Morale is high for Morris’ campaign. All seems to be running smoothly, until an unprecedented phone call from Tom Duffy (Paul Giamatti), Pullman’s campaign manager. He contacts Stephen and stresses that they meet privately. Stephen agrees, reluctantly, and they meet. Duffy’s news, it turns out, is a threat to the Morris campaign. Ohio, he says, is in the bag for Pullman. What’s more, Duffy tries to entice Stephen to work for the Pullman campaign, because he’s “working for the wrong man.”

He vehemently declines. But Stephen, overwhelmed with guilt, confesses to Paul his meeting with Tom. That’s when The Ides of March begins its slow transition into a superb narrative. With loyalties in question, the media, including journalist Ida Horowicz (Marisa Tomei) vying for inside information, and unexpected secrets threatening the success of Morris’ campaign, March expands into a gripping tale of political friction, power and corruption.

The film, directed by Clooney, is visually decent, but where it excels is in its story. The Ides of March is about dirty politics, and what people will do to get ahead in the game, no matter how, no matter the cost. Clooney brilliantly illustrates both. It also calls into question whether or not those who run for office can remain true to themselves and their values, or if they must surrender their ideals in order to win.

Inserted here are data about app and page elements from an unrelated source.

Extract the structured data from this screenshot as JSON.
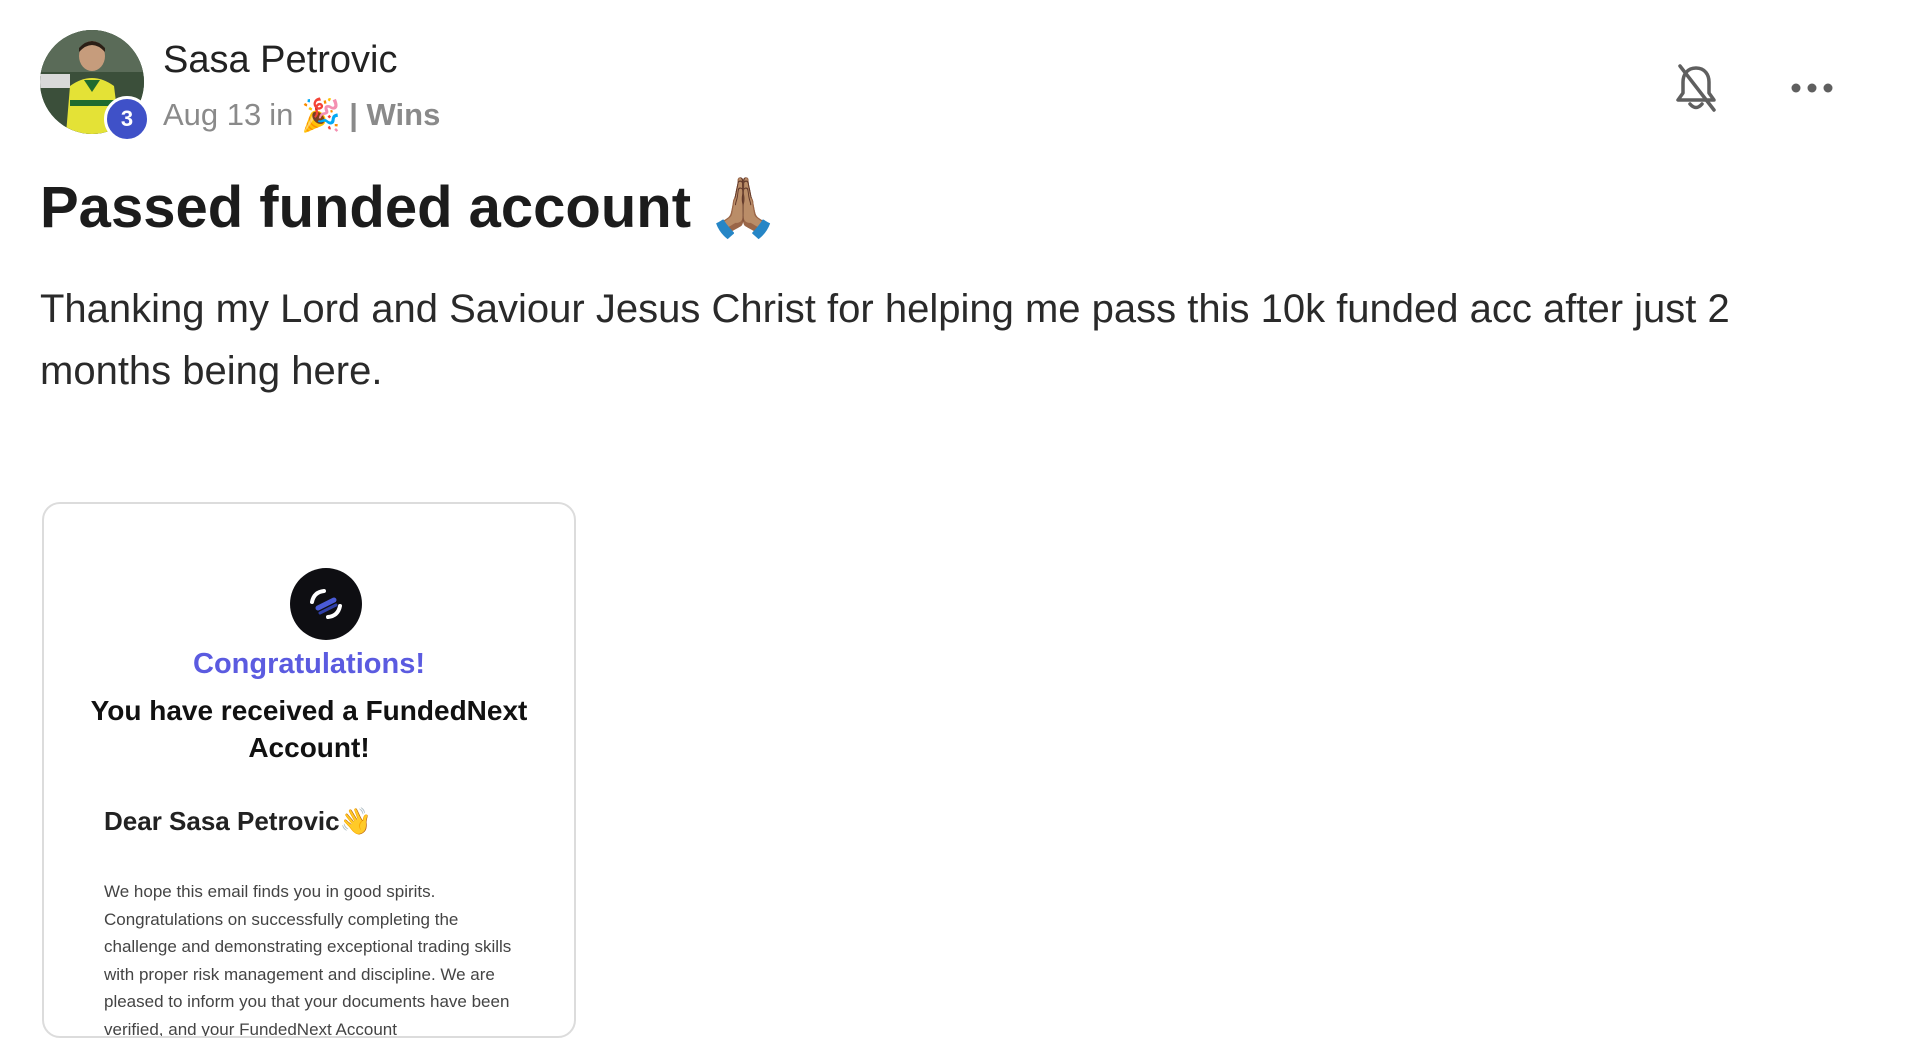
{
  "author": {
    "name": "Sasa Petrovic",
    "level": "3"
  },
  "meta": {
    "date": "Aug 13",
    "in_label": "in",
    "category_emoji": "🎉",
    "category_name": "| Wins"
  },
  "actions": {
    "notifications_icon": "bell-off-icon",
    "more_icon": "more-horizontal-icon"
  },
  "post": {
    "title": "Passed funded account 🙏🏽",
    "body": "Thanking my Lord and Saviour Jesus Christ for helping me pass this 10k funded acc after just 2 months being here."
  },
  "attachment": {
    "congrats": "Congratulations!",
    "heading": "You have received a FundedNext Account!",
    "dear": "Dear Sasa Petrovic👋",
    "text": "We hope this email finds you in good spirits. Congratulations on successfully completing the challenge and demonstrating exceptional trading skills with proper risk management and discipline. We are pleased to inform you that your documents have been verified, and your FundedNext Account"
  },
  "colors": {
    "badge": "#3f51c8",
    "congrats": "#5b5be0",
    "meta_text": "#8a8a8a"
  }
}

The screenplay, which Clooney co-wrote, is based on the play Farragut North by Beau Willimon. March takes us into a highly politically-charged climate and behind closed doors where we as viewers are privy to the strategies, tactics, and plans of these characters. We come to understand how Stephen and company operate, how they think, how they strategize. But it’s not all about politics—the story, smartly, shifts from the campaign trail to the personal lives of these people, although politics, for the most part, are what define them.

Every performance is focused and authoritative.  Everyone, from Gosling to Clooney, from Hoffman to Giamatti, to Evan Rachel Wood (in an understated, though important performance as intern Molly Stearns), brings depth and poignancy to a story with perfectly planted twists and subplots you don’t see coming. The Ides of March captivates until its final frame.   Grade: A

(Article copy-edited by Tiffany Mesk Mattson for ChrisEngelhardt.com)